* _Assignment_
Word for word, repeat all of the entries.

Stored data entries
===============

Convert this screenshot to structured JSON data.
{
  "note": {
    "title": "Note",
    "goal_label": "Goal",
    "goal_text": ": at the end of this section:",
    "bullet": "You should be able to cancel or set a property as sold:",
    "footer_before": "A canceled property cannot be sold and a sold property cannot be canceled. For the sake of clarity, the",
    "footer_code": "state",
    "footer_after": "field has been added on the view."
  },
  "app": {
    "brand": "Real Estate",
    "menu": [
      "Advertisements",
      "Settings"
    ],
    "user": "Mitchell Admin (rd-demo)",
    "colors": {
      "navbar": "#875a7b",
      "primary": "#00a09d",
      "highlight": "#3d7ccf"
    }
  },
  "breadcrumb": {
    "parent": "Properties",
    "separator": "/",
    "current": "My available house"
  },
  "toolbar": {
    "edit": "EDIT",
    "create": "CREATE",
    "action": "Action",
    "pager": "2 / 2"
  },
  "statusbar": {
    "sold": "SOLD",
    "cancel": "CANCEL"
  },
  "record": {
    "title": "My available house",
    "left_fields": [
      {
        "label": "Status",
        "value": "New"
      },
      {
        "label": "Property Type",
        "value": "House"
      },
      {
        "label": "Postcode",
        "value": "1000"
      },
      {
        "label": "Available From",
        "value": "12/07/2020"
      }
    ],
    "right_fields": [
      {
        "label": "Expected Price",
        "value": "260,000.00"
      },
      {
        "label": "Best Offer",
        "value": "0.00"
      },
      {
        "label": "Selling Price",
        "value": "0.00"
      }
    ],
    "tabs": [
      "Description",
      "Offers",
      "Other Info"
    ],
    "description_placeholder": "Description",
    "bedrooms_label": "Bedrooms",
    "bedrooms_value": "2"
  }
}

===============

* _Task response_
Convert this screenshot to structured JSON data.
{
  "note": {
    "title": "Note",
    "goal_label": "Goal",
    "goal_text": ": at the end of this section:",
    "bullet": "You should be able to cancel or set a property as sold:",
    "footer_before": "A canceled property cannot be sold and a sold property cannot be canceled. For the sake of clarity, the",
    "footer_code": "state",
    "footer_after": "field has been added on the view."
  },
  "app": {
    "brand": "Real Estate",
    "menu": [
      "Advertisements",
      "Settings"
    ],
    "user": "Mitchell Admin (rd-demo)",
    "colors": {
      "navbar": "#875a7b",
      "primary": "#00a09d",
      "highlight": "#3d7ccf"
    }
  },
  "breadcrumb": {
    "parent": "Properties",
    "separator": "/",
    "current": "My available house"
  },
  "toolbar": {
    "edit": "EDIT",
    "create": "CREATE",
    "action": "Action",
    "pager": "2 / 2"
  },
  "statusbar": {
    "sold": "SOLD",
    "cancel": "CANCEL"
  },
  "record": {
    "title": "My available house",
    "left_fields": [
      {
        "label": "Status",
        "value": "New"
      },
      {
        "label": "Property Type",
        "value": "House"
      },
      {
        "label": "Postcode",
        "value": "1000"
      },
      {
        "label": "Available From",
        "value": "12/07/2020"
      }
    ],
    "right_fields": [
      {
        "label": "Expected Price",
        "value": "260,000.00"
      },
      {
        "label": "Best Offer",
        "value": "0.00"
      },
      {
        "label": "Selling Price",
        "value": "0.00"
      }
    ],
    "tabs": [
      "Description",
      "Offers",
      "Other Info"
    ],
    "description_placeholder": "Description",
    "bedrooms_label": "Bedrooms",
    "bedrooms_value": "2"
  }
}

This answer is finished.